I use LDAP authentication on several Web servers. For the first time, I have a Web application that I want to open to customers as well as staff. Usually, I just put the users into a group. Apache validates the password against LDAP and checks for group membership, and either accepts or rejects the request. The relevant Apache configuration looks like this:
AuthLDAPURL “ldap://ldap1.domain.com/ou=people,dc=domain,dc=com” STARTTLS
require ldap-group cn=groupname,ou=groups,dc=domain,dc=com
Apache requires that I specify where to look for accounts, as shown in bold above. My customers are in a different OU than my coworkers. (It would have made more sense to name the “people” container “staff,” but I didn’t realize that at the time.) Apache will accept a filter in AuthLDAPURL, letting you check in multiple groups. I’ve never taken the time to understand LDAP filters, so I guess I better start now. I’ll write my first filters for ldapsearch(1), and then carry them over to Apache.

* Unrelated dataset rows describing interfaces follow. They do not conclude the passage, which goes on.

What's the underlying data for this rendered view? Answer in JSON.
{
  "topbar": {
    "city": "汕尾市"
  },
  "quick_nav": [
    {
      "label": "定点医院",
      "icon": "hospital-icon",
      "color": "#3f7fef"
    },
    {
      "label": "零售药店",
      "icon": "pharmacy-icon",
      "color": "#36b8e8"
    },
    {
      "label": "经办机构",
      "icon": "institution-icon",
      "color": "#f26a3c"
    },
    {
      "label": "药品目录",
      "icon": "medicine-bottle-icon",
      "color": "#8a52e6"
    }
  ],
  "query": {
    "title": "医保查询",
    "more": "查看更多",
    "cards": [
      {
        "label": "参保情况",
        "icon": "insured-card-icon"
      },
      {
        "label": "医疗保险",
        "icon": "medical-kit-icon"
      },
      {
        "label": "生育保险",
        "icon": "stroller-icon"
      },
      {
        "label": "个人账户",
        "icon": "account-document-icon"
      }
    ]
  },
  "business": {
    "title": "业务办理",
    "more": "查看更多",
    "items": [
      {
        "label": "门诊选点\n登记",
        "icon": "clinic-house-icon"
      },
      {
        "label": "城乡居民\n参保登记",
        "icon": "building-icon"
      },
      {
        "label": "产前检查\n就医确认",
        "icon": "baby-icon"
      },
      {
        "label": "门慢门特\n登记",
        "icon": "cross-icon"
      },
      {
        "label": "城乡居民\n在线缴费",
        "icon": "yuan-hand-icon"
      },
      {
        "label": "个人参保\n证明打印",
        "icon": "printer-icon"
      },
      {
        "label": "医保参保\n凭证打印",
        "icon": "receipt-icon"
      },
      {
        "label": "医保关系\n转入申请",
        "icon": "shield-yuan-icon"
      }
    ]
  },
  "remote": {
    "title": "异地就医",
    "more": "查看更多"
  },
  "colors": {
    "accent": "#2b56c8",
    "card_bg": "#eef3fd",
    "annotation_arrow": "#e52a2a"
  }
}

Normally, I run ldapsearch like so:
# ldapsearch -WxZD "cn=manager,dc=domain,dc=com"
Enter LDAP Password:
-W tells ldapsearch to ask for a password, -x sets simple auth, -Z toggles startTLS, and -D indicates a bind DN follows. While I have an inherent dislike of typing a password on the command line, I’m going to run many LDAP searches in quick succession on a test machine. My test machine doesn’t use the same password as my production environment, so I’m willing to make an exception for convenience. Drop the -W, and add the password with -w. Specify the password in quotes to escape symbols and such.
# ldapsearch -xZD "cn=manager,dc=domain,dc=com" -w "password"
You should get a dump of your LDAP directory.
Now to build up a filter iteratively, figuring out how they work as we go. ldapsearch expects the filter to be the last item on the command line. Put it in quotes, to escape special characters.
# ldapsearch -xZD "cn=manager,dc=domain,dc=com" -w "password" "(uid=mwlucas)"
This returns only my user account, as I would expect. Now let’s search for one of two accounts, joined by an OR. I’m going to stop including the entire command line, and only list the filter at the end.
The OR operator is a pipe symbol (|). It’s followed by the two possible choices, each in parenthesis. This filter matches any entry where the uid is either mwlucas or mwlucas2. I get information for two accounts back.
Similarly, I can search for a group by CN as well as a username. I want to see everything with a UID of “mwlucas” or matching the CN “cacti”.
Entries for my account and this group appear.
About this time I realize that I can probably fix my Apache problem by removing the ou=people entry in AuthLDAPURL, giving me:
AuthLDAPURL “ldap://ldap1.domain.com/dc=domain,dc=com” STARTTLS
I try it and, yes, users from both OUs can now log in. But I'm going to learn about search filters, anyway.
I can use two additional logical operators, AND (&) and NOT(!).
Also, filters support wildcards. For example, here I want to see all accounts that have the initials "mwl" in them. I've created more than one test account, and want to be sure that I remember all of them.
That generates a lot of output, though. I'm more interested in a list of UIDs. If you specify an attribute after the filter, ldapsearch will only print that attribute. Here's the whole command string for this search.
# ldapsearch -xZD "cn=manager,dc=domain,dc=com" -w "password" "(uid=*mwl*)" uid
...ldap internal stuff deleted...
# mwlucas, people, domain.com
# mwltest, people, domain.com
# mwlstaff, people, domain.com
# mwlucas2, customers, domain.com
That's enough filtering to make my day-to-day life easier, so I'll get back to the problem I'm really trying to solve today.Stalk me on social media